PROMPT: Copy out lines with the word "heading" from the material that follows.

RECORDED INFORMATION:
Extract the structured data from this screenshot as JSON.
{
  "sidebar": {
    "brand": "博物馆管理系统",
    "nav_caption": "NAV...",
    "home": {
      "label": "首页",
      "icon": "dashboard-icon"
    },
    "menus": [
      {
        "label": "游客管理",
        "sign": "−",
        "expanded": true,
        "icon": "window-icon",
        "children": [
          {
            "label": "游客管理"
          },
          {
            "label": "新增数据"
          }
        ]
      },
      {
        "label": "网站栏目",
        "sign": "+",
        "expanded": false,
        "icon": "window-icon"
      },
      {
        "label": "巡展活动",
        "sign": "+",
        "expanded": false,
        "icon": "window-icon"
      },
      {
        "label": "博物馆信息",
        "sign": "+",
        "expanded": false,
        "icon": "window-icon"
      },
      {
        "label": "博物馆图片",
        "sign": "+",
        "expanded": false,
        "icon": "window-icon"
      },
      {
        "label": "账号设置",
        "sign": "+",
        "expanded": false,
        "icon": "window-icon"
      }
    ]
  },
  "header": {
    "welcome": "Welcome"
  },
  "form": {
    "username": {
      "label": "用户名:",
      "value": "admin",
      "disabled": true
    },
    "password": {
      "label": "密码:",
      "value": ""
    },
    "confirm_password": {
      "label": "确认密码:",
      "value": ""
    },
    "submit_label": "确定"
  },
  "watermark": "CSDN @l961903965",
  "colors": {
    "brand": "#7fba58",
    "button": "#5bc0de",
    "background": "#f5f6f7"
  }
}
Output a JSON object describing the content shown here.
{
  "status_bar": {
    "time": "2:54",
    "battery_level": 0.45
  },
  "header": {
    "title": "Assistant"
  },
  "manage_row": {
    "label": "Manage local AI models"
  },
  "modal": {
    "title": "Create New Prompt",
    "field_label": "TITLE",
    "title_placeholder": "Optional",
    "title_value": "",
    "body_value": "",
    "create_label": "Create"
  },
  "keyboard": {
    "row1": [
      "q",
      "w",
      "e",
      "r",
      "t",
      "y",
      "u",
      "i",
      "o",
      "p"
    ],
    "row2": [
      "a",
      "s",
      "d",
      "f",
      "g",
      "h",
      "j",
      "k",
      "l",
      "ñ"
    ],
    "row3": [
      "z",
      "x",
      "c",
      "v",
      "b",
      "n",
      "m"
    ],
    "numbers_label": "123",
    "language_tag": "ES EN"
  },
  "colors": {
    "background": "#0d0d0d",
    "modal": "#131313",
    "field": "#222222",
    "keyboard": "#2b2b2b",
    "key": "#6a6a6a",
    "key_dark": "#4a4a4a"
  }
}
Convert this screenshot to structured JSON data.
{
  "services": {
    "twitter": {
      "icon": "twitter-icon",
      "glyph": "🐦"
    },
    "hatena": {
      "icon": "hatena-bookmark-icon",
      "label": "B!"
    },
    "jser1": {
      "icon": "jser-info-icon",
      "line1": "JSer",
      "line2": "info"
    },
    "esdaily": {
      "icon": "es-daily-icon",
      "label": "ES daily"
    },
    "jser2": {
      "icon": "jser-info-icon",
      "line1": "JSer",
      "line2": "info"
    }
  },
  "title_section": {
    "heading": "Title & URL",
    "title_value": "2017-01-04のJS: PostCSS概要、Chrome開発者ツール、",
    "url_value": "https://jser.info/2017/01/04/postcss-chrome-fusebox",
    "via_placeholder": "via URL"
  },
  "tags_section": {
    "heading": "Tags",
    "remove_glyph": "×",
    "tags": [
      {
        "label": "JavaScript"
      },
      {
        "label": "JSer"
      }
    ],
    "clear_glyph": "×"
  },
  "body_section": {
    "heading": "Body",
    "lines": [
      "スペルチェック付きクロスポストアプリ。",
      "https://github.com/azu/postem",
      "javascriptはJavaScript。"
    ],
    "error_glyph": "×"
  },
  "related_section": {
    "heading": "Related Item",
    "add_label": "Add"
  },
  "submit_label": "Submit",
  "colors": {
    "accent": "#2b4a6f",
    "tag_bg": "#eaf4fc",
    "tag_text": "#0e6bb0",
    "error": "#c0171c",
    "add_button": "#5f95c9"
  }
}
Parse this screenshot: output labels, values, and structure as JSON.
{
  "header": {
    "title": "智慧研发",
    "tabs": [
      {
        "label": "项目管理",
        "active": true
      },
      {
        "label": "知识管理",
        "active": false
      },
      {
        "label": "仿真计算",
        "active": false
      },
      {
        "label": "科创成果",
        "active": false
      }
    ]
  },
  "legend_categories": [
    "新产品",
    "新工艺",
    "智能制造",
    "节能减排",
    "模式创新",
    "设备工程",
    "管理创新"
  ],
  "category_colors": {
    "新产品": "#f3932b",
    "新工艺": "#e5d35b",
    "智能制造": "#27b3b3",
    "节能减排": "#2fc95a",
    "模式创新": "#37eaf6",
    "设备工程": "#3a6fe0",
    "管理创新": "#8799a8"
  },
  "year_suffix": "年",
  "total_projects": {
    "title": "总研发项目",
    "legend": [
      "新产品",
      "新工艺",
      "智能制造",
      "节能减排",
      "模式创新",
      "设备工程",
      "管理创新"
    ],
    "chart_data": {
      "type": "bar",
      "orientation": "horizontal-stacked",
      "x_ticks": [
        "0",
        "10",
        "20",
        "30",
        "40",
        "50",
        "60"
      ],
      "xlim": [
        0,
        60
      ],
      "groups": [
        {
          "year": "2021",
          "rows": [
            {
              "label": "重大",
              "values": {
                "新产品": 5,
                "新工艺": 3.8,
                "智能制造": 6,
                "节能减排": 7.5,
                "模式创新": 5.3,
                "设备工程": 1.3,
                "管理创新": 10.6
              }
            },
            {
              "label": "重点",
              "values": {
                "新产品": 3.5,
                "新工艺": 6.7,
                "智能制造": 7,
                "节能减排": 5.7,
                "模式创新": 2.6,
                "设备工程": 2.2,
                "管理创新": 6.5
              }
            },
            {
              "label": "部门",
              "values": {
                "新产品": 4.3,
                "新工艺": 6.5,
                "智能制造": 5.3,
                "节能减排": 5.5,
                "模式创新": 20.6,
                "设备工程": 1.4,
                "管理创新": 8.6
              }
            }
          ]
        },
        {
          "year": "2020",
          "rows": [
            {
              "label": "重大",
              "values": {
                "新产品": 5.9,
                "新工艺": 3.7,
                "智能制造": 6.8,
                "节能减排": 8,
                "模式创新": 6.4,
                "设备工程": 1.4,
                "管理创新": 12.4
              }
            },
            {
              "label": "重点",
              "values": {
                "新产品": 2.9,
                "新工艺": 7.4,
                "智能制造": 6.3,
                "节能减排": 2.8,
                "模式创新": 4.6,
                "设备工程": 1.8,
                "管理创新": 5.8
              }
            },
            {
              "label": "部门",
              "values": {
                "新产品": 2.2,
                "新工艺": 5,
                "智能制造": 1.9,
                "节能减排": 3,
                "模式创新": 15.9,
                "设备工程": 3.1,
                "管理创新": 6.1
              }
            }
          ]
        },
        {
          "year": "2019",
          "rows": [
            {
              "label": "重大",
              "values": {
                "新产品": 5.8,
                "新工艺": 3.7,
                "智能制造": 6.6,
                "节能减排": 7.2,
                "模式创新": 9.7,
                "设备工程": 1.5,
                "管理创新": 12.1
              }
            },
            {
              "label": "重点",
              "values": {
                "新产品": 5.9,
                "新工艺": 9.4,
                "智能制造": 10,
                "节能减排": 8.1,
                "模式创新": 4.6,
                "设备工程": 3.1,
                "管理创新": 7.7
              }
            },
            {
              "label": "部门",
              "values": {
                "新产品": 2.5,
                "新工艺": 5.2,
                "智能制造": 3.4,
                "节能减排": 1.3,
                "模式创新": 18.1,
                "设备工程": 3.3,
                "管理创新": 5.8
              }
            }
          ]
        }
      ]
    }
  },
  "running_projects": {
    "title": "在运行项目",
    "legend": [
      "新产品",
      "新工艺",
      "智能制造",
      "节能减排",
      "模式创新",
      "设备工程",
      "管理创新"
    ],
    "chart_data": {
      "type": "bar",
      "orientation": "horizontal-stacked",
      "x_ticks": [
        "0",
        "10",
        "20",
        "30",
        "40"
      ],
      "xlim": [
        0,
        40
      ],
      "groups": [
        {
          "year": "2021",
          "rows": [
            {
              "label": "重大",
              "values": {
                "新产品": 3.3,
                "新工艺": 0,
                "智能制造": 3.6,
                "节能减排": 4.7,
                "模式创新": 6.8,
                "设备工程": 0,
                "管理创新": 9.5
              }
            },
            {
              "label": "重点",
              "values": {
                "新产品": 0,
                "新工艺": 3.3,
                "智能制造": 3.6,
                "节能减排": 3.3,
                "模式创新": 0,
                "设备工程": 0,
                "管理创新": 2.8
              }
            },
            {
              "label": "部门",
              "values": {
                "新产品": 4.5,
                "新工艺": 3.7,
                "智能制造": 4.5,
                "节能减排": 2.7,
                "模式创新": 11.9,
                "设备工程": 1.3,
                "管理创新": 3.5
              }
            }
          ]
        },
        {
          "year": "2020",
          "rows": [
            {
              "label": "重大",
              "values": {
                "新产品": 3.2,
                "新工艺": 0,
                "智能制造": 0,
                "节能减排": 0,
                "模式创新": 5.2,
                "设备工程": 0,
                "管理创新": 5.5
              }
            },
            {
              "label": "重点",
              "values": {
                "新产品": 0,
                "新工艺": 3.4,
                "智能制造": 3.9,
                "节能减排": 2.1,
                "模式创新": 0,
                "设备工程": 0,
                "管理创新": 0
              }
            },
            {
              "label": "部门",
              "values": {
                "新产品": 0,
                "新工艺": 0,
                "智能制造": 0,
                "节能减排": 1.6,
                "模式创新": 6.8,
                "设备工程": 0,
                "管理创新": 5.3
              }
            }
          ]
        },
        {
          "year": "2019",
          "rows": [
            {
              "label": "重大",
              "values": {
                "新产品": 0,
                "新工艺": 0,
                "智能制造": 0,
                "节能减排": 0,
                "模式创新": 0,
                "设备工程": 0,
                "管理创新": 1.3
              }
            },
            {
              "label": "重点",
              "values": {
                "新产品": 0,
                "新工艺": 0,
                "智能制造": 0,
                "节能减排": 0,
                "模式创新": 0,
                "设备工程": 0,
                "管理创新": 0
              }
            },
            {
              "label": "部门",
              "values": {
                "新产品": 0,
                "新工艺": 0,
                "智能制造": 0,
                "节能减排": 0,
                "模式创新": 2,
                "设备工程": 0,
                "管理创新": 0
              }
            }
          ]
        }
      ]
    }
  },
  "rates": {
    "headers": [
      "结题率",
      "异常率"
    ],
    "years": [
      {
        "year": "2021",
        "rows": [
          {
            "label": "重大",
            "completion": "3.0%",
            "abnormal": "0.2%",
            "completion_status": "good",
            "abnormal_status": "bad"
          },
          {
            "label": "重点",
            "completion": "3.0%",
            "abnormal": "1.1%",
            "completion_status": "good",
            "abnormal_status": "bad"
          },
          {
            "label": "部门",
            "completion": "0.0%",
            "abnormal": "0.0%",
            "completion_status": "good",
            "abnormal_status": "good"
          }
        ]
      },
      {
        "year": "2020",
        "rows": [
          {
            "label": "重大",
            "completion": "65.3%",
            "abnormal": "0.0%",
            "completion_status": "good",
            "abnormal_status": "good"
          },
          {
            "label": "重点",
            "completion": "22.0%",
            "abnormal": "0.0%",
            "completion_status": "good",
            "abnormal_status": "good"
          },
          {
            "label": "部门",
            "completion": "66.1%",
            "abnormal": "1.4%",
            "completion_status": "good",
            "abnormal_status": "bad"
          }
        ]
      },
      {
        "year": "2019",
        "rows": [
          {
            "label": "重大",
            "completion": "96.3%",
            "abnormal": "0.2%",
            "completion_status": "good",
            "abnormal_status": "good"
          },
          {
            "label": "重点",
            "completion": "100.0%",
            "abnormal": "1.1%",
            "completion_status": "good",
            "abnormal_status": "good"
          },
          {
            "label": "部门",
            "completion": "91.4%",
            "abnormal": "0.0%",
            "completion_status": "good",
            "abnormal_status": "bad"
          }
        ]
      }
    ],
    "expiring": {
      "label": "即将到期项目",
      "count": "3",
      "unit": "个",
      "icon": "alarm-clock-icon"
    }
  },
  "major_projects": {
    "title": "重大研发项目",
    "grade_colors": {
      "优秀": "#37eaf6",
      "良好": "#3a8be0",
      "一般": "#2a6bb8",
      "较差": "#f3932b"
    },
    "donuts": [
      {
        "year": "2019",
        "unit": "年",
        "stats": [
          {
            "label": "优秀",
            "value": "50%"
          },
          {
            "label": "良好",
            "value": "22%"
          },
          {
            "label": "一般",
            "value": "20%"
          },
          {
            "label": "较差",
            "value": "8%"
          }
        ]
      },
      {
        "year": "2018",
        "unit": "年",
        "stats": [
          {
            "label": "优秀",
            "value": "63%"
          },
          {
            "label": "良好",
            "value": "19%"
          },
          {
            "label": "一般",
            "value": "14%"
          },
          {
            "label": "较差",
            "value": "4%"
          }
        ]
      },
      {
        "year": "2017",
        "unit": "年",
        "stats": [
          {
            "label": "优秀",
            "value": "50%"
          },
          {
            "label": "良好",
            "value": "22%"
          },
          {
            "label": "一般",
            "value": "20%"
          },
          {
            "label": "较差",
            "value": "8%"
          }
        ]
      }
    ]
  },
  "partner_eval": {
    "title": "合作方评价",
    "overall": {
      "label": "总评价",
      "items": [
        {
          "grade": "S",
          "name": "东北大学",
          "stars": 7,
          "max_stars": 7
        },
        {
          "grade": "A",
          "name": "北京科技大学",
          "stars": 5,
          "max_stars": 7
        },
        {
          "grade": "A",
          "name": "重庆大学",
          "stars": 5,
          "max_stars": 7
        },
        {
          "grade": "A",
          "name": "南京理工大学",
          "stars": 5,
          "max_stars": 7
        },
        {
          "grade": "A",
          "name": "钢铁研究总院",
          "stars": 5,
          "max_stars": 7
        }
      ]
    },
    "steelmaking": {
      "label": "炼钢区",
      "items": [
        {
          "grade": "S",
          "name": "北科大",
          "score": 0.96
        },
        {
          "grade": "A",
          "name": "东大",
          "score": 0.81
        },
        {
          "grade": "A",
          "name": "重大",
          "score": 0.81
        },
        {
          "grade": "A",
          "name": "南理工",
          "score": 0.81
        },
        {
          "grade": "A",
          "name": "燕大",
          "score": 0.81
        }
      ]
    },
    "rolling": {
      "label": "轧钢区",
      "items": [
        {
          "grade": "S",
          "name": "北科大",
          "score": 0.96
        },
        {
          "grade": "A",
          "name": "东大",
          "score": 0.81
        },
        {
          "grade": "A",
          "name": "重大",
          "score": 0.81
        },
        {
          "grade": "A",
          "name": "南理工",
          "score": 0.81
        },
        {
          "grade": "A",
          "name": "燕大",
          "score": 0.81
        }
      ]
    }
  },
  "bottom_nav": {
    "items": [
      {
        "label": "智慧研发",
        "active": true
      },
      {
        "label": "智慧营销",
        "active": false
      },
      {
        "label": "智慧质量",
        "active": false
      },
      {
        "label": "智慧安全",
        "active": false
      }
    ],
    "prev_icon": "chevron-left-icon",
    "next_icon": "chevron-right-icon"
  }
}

EXERCISE RESPONSE:
    "heading": "Title & URL",
    "heading": "Tags",
    "heading": "Body",
    "heading": "Related Item",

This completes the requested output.